M-pesa is a centralised technology which I believe is the biggest difference between M-pesa and Blockchain.What will happen if there is a malfunction in the system, or a failure of the centralised server that sustains the M-pesa technology? People tend to think they have freedom in their finances with the use of M-pesa but I believe as long as the system is centralised, the freedom they see is an illusion. As long as there is a need for a third party there is no freedom. They will be a total disaster. Centralised systems such as these are what blockchain is trying to move people away from. Unlike M-pesa, blockchain technology is a decentralised, distributed technology that makes it impossible to hack into the system, and no single entity is controlling the Blockchain.

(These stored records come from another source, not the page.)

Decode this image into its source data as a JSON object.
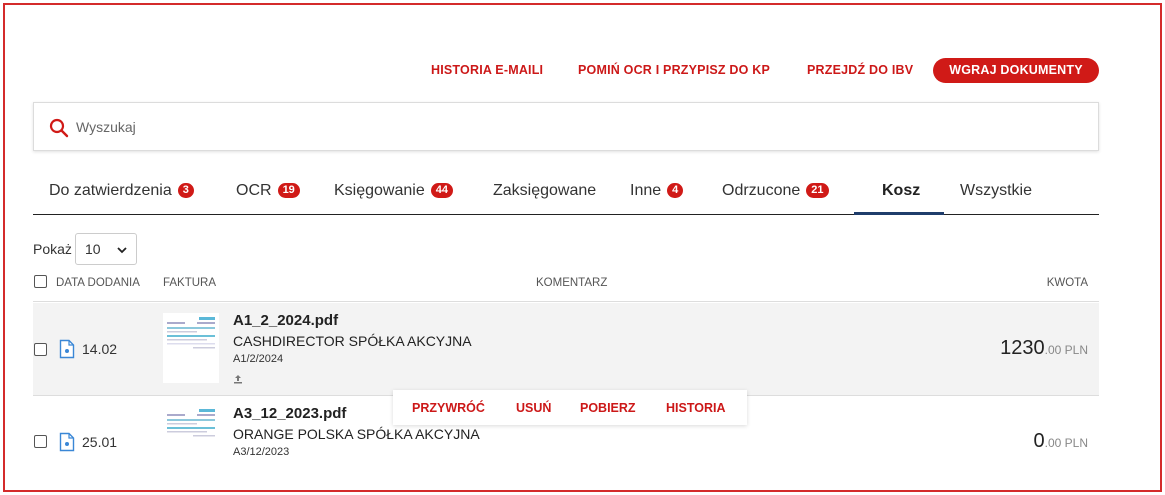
{
  "toolbar": {
    "email_history": "HISTORIA E-MAILI",
    "skip_ocr": "POMIŃ OCR I PRZYPISZ DO KP",
    "go_ibv": "PRZEJDŹ DO IBV",
    "upload": "WGRAJ DOKUMENTY"
  },
  "search": {
    "placeholder": "Wyszukaj",
    "value": ""
  },
  "tabs": [
    {
      "label": "Do zatwierdzenia",
      "badge": "3"
    },
    {
      "label": "OCR",
      "badge": "19"
    },
    {
      "label": "Księgowanie",
      "badge": "44"
    },
    {
      "label": "Zaksięgowane",
      "badge": ""
    },
    {
      "label": "Inne",
      "badge": "4"
    },
    {
      "label": "Odrzucone",
      "badge": "21"
    },
    {
      "label": "Kosz",
      "badge": "",
      "active": true
    },
    {
      "label": "Wszystkie",
      "badge": ""
    }
  ],
  "pagination": {
    "show_label": "Pokaż",
    "page_size": "10"
  },
  "table": {
    "columns": {
      "date": "DATA DODANIA",
      "invoice": "FAKTURA",
      "comment": "KOMENTARZ",
      "amount": "KWOTA"
    },
    "rows": [
      {
        "date": "14.02",
        "file": "A1_2_2024.pdf",
        "company": "CASHDIRECTOR SPÓŁKA AKCYJNA",
        "invoice_no": "A1/2/2024",
        "amount_main": "1230",
        "amount_rest": ".00 PLN"
      },
      {
        "date": "25.01",
        "file": "A3_12_2023.pdf",
        "company": "ORANGE POLSKA SPÓŁKA AKCYJNA",
        "invoice_no": "A3/12/2023",
        "amount_main": "0",
        "amount_rest": ".00 PLN"
      }
    ]
  },
  "row_actions": {
    "restore": "PRZYWRÓĆ",
    "delete": "USUŃ",
    "download": "POBIERZ",
    "history": "HISTORIA"
  },
  "colors": {
    "accent": "#d01a17",
    "tab_underline": "#1f3d6b",
    "frame": "#d42b2b"
  }
}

- In the case of M-PESA when you lose your password/Private Keys you can still access your funds, unlike Blockchain wallet. Doesn’t this make M-PESA more superior than Blockchain?

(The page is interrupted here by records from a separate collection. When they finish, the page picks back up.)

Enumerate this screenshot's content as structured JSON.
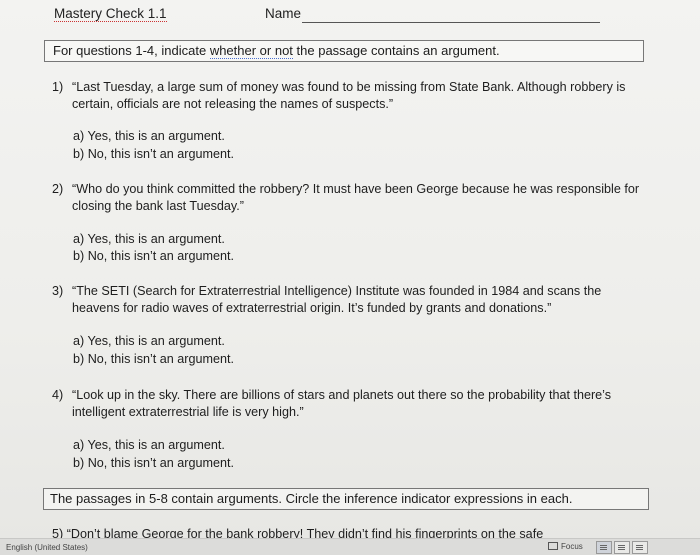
{
  "header": {
    "title": "Mastery Check 1.1",
    "name_label": "Name"
  },
  "instruction_1": {
    "prefix": "For questions 1-4, indicate ",
    "highlight": "whether or not",
    "suffix": " the passage contains an argument."
  },
  "questions": [
    {
      "number": "1)",
      "text": "“Last Tuesday, a large sum of money was found to be missing from State Bank. Although robbery is certain, officials are not releasing the names of suspects.”",
      "choice_a": "a) Yes, this is an argument.",
      "choice_b": "b) No, this isn’t an argument."
    },
    {
      "number": "2)",
      "text": "“Who do you think committed the robbery? It must have been George because he was responsible for closing the bank last Tuesday.”",
      "choice_a": "a) Yes, this is an argument.",
      "choice_b": "b) No, this isn’t an argument."
    },
    {
      "number": "3)",
      "text": "“The SETI (Search for Extraterrestrial Intelligence) Institute was founded in 1984 and scans the heavens for radio waves of extraterrestrial origin. It’s funded by grants and donations.”",
      "choice_a": "a) Yes, this is an argument.",
      "choice_b": "b) No, this isn’t an argument."
    },
    {
      "number": "4)",
      "text": "“Look up in the sky. There are billions of stars and planets out there so the probability that there’s intelligent extraterrestrial life is very high.”",
      "choice_a": "a) Yes, this is an argument.",
      "choice_b": "b) No, this isn’t an argument."
    }
  ],
  "instruction_2": "The passages in 5-8 contain arguments. Circle the inference indicator expressions in each.",
  "cutoff_text": "5)   “Don’t blame George for the bank robbery! They didn’t find his fingerprints on the safe",
  "statusbar": {
    "language": "English (United States)",
    "focus_label": "Focus"
  }
}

What I have observed so far is that when you open a Blockchain wallet or Bitcoin wallet there is always an option for you to download and write down backup keywords, this is to make it possible for you to retrieve your account in case you have lost access to your keys.
- With current government desire to regulate the Blockchain, isn’t it risky to have your funds there?
I am not sure but I believe there are ways in which one can also protect their private keys in case of loss. Blockchain technologies and solutions are always developed to counter any limits that are always found in the technology and one should also bear in mind that Bitcoin and the blockchain technologies are still growing and there is still so much we are going to see.
- With the low literacy rate in Africa, it looks like M-PESA is more appealing to the uneducated than Blockchain?
The reason why M-pesa has been successful is because vigorous advertising and marketing was carried out, making it possible for it to reach out to as many people as possible.It’s not an issue of M-pesa being appealing to an illiterate Africa. If the same measures and strategies are implemented in reaching out and teaching people about Bitcoin ad Blockchain technologies, we will see the same appeal.
- Under M-PESA next of kins can access funds of their predecessors. Is that possible with Blockchain wallets?
A lot of people have lost trust in the government and its centralised systems, including the banking systems which have come with a lot of corruption. Blockchain transactions are immutable and this will help in issues of transparency.
- How are Blockchain initiatives like Humaniq beneficial to Africans?
Ideas such as Humaniq make it possible to provide basic financial tools to billions of people in a system that has not made those tools available.The mandate of Humaniq, for example, is making it possible for people of all walks of life to have access to finances – from a lady at the farm in the village, to a rising startup. Having access to finances in Africa has been a bit of a challenge from SMME businesses and initiatives such as this are going to not only open doors to Africans but are going to bridge the gap between the banked and unbanked.
With distributed technologies that are being used, charity organisations can benefit more and accountability becomes an easy exercise.
- Is Humaniq sustainable & adaptive to the African environment?
Yes it is, if you can study the Humaniq white paper you will learn that the technology will use mobile phones and already mobile money has been very successful in most African markets. People are familiar with mobile money and this will make it very easy for people to adapt to it.
Thanks for taking the time to provide us with your insight Alakanani!
- Dwight Sproull: Introducing Project PAI – Personal Artificial Intelligence Avatars Customized for Every Human - October 2, 2017
- Dwight Sproull – TokenCard is a Game Changer – A New Visa Card for ERC-20 Cryptocurrencies - April 29, 2017
- Blockchain Startup Humaniq Launches Alpha Version of Mobile App Before ICO - March 16, 2017
- Blockchain In Africa – Interview with Alakanani Itireleng from the Satoshi Centre in Botswana - February 11, 2017
- Dwight Sproull – Blockchain Banking Can Transform Women’s Lives in Emerging Economies - February 4, 2017